<<<<

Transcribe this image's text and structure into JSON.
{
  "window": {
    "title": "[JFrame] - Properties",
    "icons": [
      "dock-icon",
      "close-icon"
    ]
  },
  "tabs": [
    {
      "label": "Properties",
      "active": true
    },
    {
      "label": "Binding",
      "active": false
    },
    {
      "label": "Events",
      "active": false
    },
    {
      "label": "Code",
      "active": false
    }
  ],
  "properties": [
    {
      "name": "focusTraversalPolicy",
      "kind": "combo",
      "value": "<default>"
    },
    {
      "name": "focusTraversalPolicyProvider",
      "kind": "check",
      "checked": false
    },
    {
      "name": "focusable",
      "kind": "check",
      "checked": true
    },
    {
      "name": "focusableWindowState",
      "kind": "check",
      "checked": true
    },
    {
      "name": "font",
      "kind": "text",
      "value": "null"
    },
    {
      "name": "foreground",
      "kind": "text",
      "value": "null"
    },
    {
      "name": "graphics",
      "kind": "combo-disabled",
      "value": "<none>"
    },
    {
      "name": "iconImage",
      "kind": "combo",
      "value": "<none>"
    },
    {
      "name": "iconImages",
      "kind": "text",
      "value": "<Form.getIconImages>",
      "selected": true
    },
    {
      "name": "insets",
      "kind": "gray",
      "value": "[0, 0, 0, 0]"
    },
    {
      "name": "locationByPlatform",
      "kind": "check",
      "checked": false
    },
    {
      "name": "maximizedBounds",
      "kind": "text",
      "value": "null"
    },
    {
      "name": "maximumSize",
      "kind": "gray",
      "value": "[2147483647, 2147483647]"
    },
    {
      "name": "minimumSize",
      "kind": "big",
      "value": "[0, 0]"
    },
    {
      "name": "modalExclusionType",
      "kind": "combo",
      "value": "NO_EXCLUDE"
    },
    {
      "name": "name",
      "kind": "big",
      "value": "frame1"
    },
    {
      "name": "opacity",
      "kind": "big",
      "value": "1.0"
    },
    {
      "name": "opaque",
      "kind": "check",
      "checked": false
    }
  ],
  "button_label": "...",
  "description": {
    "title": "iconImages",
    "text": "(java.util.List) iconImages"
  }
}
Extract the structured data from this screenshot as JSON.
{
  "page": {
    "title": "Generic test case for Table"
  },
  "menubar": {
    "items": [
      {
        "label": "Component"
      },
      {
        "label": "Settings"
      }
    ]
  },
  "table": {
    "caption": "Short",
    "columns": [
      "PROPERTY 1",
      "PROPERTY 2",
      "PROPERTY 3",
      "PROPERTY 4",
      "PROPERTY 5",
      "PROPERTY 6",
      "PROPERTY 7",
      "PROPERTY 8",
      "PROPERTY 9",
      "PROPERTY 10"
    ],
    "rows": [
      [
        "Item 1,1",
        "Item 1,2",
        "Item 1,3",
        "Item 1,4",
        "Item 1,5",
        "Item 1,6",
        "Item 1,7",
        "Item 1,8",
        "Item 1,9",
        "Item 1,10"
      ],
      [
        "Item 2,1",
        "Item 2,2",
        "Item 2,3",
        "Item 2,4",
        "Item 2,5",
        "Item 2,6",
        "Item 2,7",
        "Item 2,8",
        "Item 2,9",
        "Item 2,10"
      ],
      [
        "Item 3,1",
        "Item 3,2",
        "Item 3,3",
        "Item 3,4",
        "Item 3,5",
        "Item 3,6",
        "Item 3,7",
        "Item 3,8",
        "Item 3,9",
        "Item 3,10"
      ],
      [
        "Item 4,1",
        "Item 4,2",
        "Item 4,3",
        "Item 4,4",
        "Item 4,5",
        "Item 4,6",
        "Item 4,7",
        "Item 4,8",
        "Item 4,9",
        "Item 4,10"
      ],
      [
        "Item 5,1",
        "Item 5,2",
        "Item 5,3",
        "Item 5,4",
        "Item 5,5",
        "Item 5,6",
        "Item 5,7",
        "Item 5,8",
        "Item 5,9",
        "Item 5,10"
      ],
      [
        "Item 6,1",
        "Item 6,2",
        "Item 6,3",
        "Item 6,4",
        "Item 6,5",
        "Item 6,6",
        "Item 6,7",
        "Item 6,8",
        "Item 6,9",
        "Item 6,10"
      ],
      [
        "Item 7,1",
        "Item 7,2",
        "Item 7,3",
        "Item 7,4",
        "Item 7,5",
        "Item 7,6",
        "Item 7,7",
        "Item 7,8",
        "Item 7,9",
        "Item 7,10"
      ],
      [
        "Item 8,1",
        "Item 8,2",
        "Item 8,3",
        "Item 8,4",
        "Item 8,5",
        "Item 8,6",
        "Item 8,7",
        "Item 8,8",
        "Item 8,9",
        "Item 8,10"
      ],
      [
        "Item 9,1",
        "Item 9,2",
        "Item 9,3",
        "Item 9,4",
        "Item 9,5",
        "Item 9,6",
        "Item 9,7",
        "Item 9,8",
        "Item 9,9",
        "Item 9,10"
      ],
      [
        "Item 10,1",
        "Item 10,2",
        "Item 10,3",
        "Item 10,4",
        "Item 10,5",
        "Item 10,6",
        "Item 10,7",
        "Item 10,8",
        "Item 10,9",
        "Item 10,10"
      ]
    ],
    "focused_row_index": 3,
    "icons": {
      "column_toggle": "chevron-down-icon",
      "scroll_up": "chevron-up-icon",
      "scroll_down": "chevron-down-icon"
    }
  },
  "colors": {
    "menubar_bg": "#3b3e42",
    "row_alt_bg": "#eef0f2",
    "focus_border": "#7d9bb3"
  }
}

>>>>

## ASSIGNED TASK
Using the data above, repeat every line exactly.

## EXERCISE RESPONSE
Transcribe this image's text and structure into JSON.
{
  "window": {
    "title": "[JFrame] - Properties",
    "icons": [
      "dock-icon",
      "close-icon"
    ]
  },
  "tabs": [
    {
      "label": "Properties",
      "active": true
    },
    {
      "label": "Binding",
      "active": false
    },
    {
      "label": "Events",
      "active": false
    },
    {
      "label": "Code",
      "active": false
    }
  ],
  "properties": [
    {
      "name": "focusTraversalPolicy",
      "kind": "combo",
      "value": "<default>"
    },
    {
      "name": "focusTraversalPolicyProvider",
      "kind": "check",
      "checked": false
    },
    {
      "name": "focusable",
      "kind": "check",
      "checked": true
    },
    {
      "name": "focusableWindowState",
      "kind": "check",
      "checked": true
    },
    {
      "name": "font",
      "kind": "text",
      "value": "null"
    },
    {
      "name": "foreground",
      "kind": "text",
      "value": "null"
    },
    {
      "name": "graphics",
      "kind": "combo-disabled",
      "value": "<none>"
    },
    {
      "name": "iconImage",
      "kind": "combo",
      "value": "<none>"
    },
    {
      "name": "iconImages",
      "kind": "text",
      "value": "<Form.getIconImages>",
      "selected": true
    },
    {
      "name": "insets",
      "kind": "gray",
      "value": "[0, 0, 0, 0]"
    },
    {
      "name": "locationByPlatform",
      "kind": "check",
      "checked": false
    },
    {
      "name": "maximizedBounds",
      "kind": "text",
      "value": "null"
    },
    {
      "name": "maximumSize",
      "kind": "gray",
      "value": "[2147483647, 2147483647]"
    },
    {
      "name": "minimumSize",
      "kind": "big",
      "value": "[0, 0]"
    },
    {
      "name": "modalExclusionType",
      "kind": "combo",
      "value": "NO_EXCLUDE"
    },
    {
      "name": "name",
      "kind": "big",
      "value": "frame1"
    },
    {
      "name": "opacity",
      "kind": "big",
      "value": "1.0"
    },
    {
      "name": "opaque",
      "kind": "check",
      "checked": false
    }
  ],
  "button_label": "...",
  "description": {
    "title": "iconImages",
    "text": "(java.util.List) iconImages"
  }
}
Extract the structured data from this screenshot as JSON.
{
  "page": {
    "title": "Generic test case for Table"
  },
  "menubar": {
    "items": [
      {
        "label": "Component"
      },
      {
        "label": "Settings"
      }
    ]
  },
  "table": {
    "caption": "Short",
    "columns": [
      "PROPERTY 1",
      "PROPERTY 2",
      "PROPERTY 3",
      "PROPERTY 4",
      "PROPERTY 5",
      "PROPERTY 6",
      "PROPERTY 7",
      "PROPERTY 8",
      "PROPERTY 9",
      "PROPERTY 10"
    ],
    "rows": [
      [
        "Item 1,1",
        "Item 1,2",
        "Item 1,3",
        "Item 1,4",
        "Item 1,5",
        "Item 1,6",
        "Item 1,7",
        "Item 1,8",
        "Item 1,9",
        "Item 1,10"
      ],
      [
        "Item 2,1",
        "Item 2,2",
        "Item 2,3",
        "Item 2,4",
        "Item 2,5",
        "Item 2,6",
        "Item 2,7",
        "Item 2,8",
        "Item 2,9",
        "Item 2,10"
      ],
      [
        "Item 3,1",
        "Item 3,2",
        "Item 3,3",
        "Item 3,4",
        "Item 3,5",
        "Item 3,6",
        "Item 3,7",
        "Item 3,8",
        "Item 3,9",
        "Item 3,10"
      ],
      [
        "Item 4,1",
        "Item 4,2",
        "Item 4,3",
        "Item 4,4",
        "Item 4,5",
        "Item 4,6",
        "Item 4,7",
        "Item 4,8",
        "Item 4,9",
        "Item 4,10"
      ],
      [
        "Item 5,1",
        "Item 5,2",
        "Item 5,3",
        "Item 5,4",
        "Item 5,5",
        "Item 5,6",
        "Item 5,7",
        "Item 5,8",
        "Item 5,9",
        "Item 5,10"
      ],
      [
        "Item 6,1",
        "Item 6,2",
        "Item 6,3",
        "Item 6,4",
        "Item 6,5",
        "Item 6,6",
        "Item 6,7",
        "Item 6,8",
        "Item 6,9",
        "Item 6,10"
      ],
      [
        "Item 7,1",
        "Item 7,2",
        "Item 7,3",
        "Item 7,4",
        "Item 7,5",
        "Item 7,6",
        "Item 7,7",
        "Item 7,8",
        "Item 7,9",
        "Item 7,10"
      ],
      [
        "Item 8,1",
        "Item 8,2",
        "Item 8,3",
        "Item 8,4",
        "Item 8,5",
        "Item 8,6",
        "Item 8,7",
        "Item 8,8",
        "Item 8,9",
        "Item 8,10"
      ],
      [
        "Item 9,1",
        "Item 9,2",
        "Item 9,3",
        "Item 9,4",
        "Item 9,5",
        "Item 9,6",
        "Item 9,7",
        "Item 9,8",
        "Item 9,9",
        "Item 9,10"
      ],
      [
        "Item 10,1",
        "Item 10,2",
        "Item 10,3",
        "Item 10,4",
        "Item 10,5",
        "Item 10,6",
        "Item 10,7",
        "Item 10,8",
        "Item 10,9",
        "Item 10,10"
      ]
    ],
    "focused_row_index": 3,
    "icons": {
      "column_toggle": "chevron-down-icon",
      "scroll_up": "chevron-up-icon",
      "scroll_down": "chevron-down-icon"
    }
  },
  "colors": {
    "menubar_bg": "#3b3e42",
    "row_alt_bg": "#eef0f2",
    "focus_border": "#7d9bb3"
  }
}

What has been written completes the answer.